I wanted to be creative, tackle challenging, unknown problems, learn new things all the time, and get exposed doing it. And of course, being like that, I was useful most of the time. Whenever anyone asked about who’s going to do this new, “exotic”, unknown, uncharted task, my name came naturally as an answer. Living in this rollercoaster, I have to admit that I really felt alive, as there was no chance that I would get bored from my work routine (there was no routine at all to be exact).
Even while I was finishing my PhD around 2013, I kept working on multiple tasks, despite the fact that scientifically I was focusing on a really narrow field of research through my thesis. And of course, for all this time, having completed 10 years in my line of work, I had all these impostor-syndrome attacks. All these little voices in my head, reminding me that I am quite skilled in lots of things but an expert in nothing.
Talking with colleagues and friends about that, I found out that this is more than common among people that are in similar fields of work. They too have to switch beyond tasks that are not necessarily within their job description, and they too undertake tasks that would normally require another department in the company, one that does not exist at the moment, like HR, or Marketing, etc.
Come to think of it, my mind was like the movie Inside Out. I was constantly switching from one character to another. In times, I was Anger, cause I saw people that were more focused on a specific area, which allowed them to get a better pay and a clear carreer path. At times, I transformed into Sadness, contemplating that I would never amount to anything as an expert. And then again I became Fear, filled with doubt on my future as a professional.
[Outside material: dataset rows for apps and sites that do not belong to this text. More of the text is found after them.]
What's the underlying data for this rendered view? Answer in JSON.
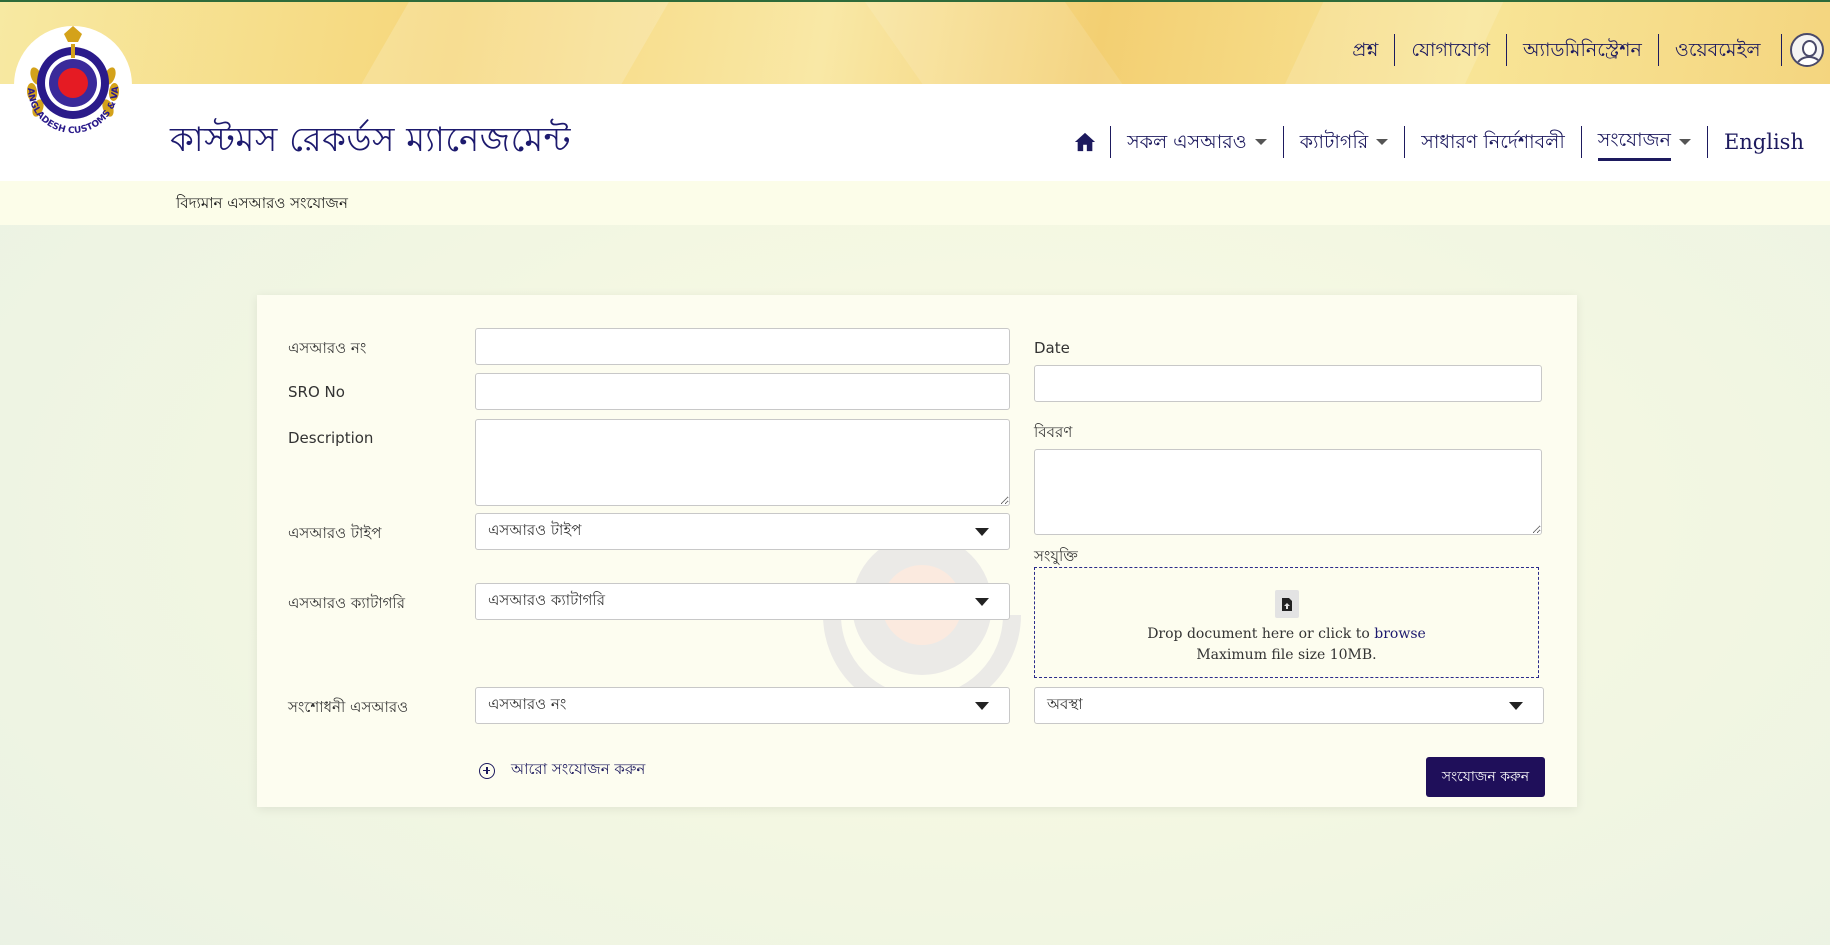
{
  "top_links": [
    "প্রশ্ন",
    "যোগাযোগ",
    "অ্যাডমিনিস্ট্রেশন",
    "ওয়েবমেইল"
  ],
  "logo_text": "BANGLADESH CUSTOMS & VAT",
  "site_title": "কাস্টমস রেকর্ডস ম্যানেজমেন্ট",
  "nav": {
    "home_icon": "home-icon",
    "items": [
      {
        "label": "সকল এসআরও",
        "dropdown": true
      },
      {
        "label": "ক্যাটাগরি",
        "dropdown": true
      },
      {
        "label": "সাধারণ নির্দেশাবলী",
        "dropdown": false
      },
      {
        "label": "সংযোজন",
        "dropdown": true,
        "active": true
      }
    ],
    "language": "English"
  },
  "breadcrumb": "বিদ্যমান এসআরও সংযোজন",
  "form": {
    "sro_no_bn_label": "এসআরও নং",
    "sro_no_label": "SRO No",
    "description_label": "Description",
    "sro_type_label": "এসআরও টাইপ",
    "sro_type_value": "এসআরও টাইপ",
    "sro_category_label": "এসআরও ক্যাটাগরি",
    "sro_category_value": "এসআরও ক্যাটাগরি",
    "amended_sro_label": "সংশোধনী এসআরও",
    "amended_sro_value": "এসআরও নং",
    "date_label": "Date",
    "bibaron_label": "বিবরণ",
    "attachment_label": "সংযুক্তি",
    "dropzone_text": "Drop document here or click to",
    "dropzone_browse": "browse",
    "dropzone_max": "Maximum file size 10MB.",
    "status_value": "অবস্থা",
    "add_more_label": "আরো সংযোজন করুন",
    "submit_label": "সংযোজন করুন"
  },
  "colors": {
    "primary": "#1f0f5a",
    "nav_text": "#1d1a5e",
    "top_band": "#f6d67a",
    "card_bg": "#fdfdf0"
  }
}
Fortunately, most of the time, and still, I am acting as Joy, still moving forward, being extremely happy about my work.
Being able to “touch” so many different things while staying within the boundaries of a specific field, is a gift. It allows you to see the bigger picture in ways that other people, more focused on one or two things, cannot. Not to mention the fact that this change in roles and tasks, if you’re up to it, can really boost your creativity. I cannot imagine a better day in the office than the one that starts with a problem that I have not tackled before, and that I need to research and learn about. Imagine if most of your days at work could be like that! 😉
It’s now been almost 15 years since my professional life began, and there are still times when I am in doubt. These self-loathing moments that I feel like even the simplest task is well beyond my skills. And I am well-aware of the fact that these moments may not stop even in another fifteen years from now. To be honest, I really think that this is a good thing in the end. I sense that this is one of the ingredients of being open, of learning and being able to develop yourself continuously.
Therefore, I prefer the occasional visit of the impostor syndrome, as a driver of self-development, allowing me to re-evaluate my position professionally. These moments, if you learn how to manage them, can be a blessing in disguise, allowing you to focus your energy to tasks that matter and move forward. What I am trying to say here, is that you should love your impostor syndrome, embrace it and try to make the best of it!
Consider, that on the other extreme end of the same spectrum, you find people that have a misplaced sense of expertise and an overinflated ego about themselves. I guess that this is something that will not do any good for them. So, in case you are also the proud owner of your own impostor syndrome, consider yourself lucky to have one and start using it to your advantage.